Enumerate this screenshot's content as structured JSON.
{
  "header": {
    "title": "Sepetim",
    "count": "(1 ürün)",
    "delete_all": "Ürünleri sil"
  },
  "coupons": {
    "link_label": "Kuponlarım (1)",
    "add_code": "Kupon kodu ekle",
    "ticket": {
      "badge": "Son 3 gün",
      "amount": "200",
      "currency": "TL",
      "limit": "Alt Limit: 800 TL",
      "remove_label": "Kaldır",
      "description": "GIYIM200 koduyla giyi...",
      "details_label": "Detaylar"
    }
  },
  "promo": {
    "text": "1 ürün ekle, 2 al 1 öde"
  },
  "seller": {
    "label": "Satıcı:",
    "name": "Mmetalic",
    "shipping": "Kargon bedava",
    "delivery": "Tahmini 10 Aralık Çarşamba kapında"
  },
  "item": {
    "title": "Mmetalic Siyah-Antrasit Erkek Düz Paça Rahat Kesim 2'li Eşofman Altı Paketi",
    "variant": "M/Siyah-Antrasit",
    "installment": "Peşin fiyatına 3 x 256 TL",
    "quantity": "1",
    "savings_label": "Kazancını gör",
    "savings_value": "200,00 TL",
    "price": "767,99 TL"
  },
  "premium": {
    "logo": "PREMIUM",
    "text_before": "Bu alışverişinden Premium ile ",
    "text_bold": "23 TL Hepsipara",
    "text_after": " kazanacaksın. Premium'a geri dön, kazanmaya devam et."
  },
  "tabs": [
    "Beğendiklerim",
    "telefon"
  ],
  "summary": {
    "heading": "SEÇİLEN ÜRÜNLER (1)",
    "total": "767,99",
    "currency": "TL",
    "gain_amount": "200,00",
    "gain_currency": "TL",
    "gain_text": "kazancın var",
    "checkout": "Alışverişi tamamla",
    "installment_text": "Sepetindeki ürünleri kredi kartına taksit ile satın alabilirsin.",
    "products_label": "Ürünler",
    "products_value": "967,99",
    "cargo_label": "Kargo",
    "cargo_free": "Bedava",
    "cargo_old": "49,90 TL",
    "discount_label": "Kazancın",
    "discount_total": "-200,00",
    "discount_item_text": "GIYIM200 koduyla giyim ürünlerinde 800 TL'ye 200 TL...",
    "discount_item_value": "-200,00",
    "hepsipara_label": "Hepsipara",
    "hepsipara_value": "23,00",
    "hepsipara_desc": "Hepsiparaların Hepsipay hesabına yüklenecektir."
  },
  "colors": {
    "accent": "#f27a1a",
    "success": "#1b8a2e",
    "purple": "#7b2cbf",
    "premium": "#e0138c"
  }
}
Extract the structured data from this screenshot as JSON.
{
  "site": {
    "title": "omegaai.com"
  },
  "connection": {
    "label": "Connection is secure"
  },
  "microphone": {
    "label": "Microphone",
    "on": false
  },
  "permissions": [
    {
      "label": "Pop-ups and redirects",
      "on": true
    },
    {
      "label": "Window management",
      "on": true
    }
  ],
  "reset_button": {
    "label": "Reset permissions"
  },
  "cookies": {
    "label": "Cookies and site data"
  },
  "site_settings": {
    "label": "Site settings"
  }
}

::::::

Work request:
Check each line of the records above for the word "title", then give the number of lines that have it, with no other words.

Expected output:
3